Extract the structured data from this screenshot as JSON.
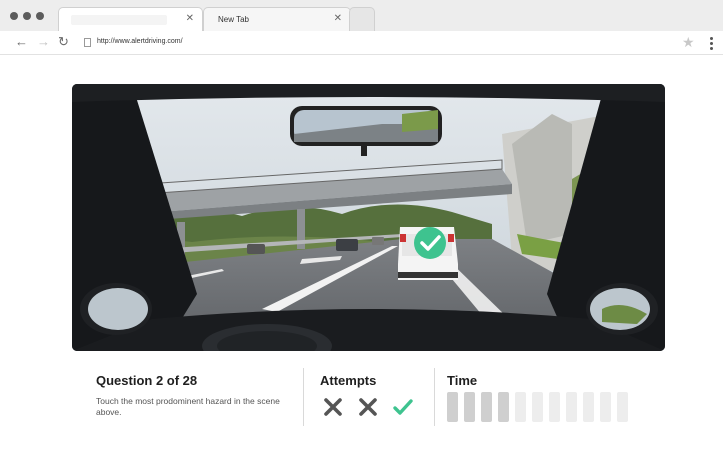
{
  "browser": {
    "tabs": [
      {
        "label": "",
        "active": true
      },
      {
        "label": "New Tab",
        "active": false
      }
    ],
    "url": "http://www.alertdriving.com/"
  },
  "question": {
    "title": "Question 2 of 28",
    "text": "Touch the most prodominent hazard in the scene above."
  },
  "attempts": {
    "title": "Attempts",
    "results": [
      "incorrect",
      "incorrect",
      "correct"
    ]
  },
  "time": {
    "title": "Time",
    "segments_total": 11,
    "segments_elapsed": 4
  },
  "hazard_marker": {
    "status": "correct",
    "icon": "check-circle-icon"
  },
  "colors": {
    "correct": "#3ec38f",
    "incorrect": "#555555",
    "timer_elapsed": "#cfcfcf",
    "timer_remaining": "#ededed"
  }
}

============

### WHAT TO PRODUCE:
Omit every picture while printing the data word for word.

### EXERCISE RESPONSE:
Extract the structured data from this screenshot as JSON.
{
  "browser": {
    "tabs": [
      {
        "label": "",
        "active": true
      },
      {
        "label": "New Tab",
        "active": false
      }
    ],
    "url": "http://www.alertdriving.com/"
  },
  "question": {
    "title": "Question 2 of 28",
    "text": "Touch the most prodominent hazard in the scene above."
  },
  "attempts": {
    "title": "Attempts",
    "results": [
      "incorrect",
      "incorrect",
      "correct"
    ]
  },
  "time": {
    "title": "Time",
    "segments_total": 11,
    "segments_elapsed": 4
  },
  "hazard_marker": {
    "status": "correct",
    "icon": "check-circle-icon"
  },
  "colors": {
    "correct": "#3ec38f",
    "incorrect": "#555555",
    "timer_elapsed": "#cfcfcf",
    "timer_remaining": "#ededed"
  }
}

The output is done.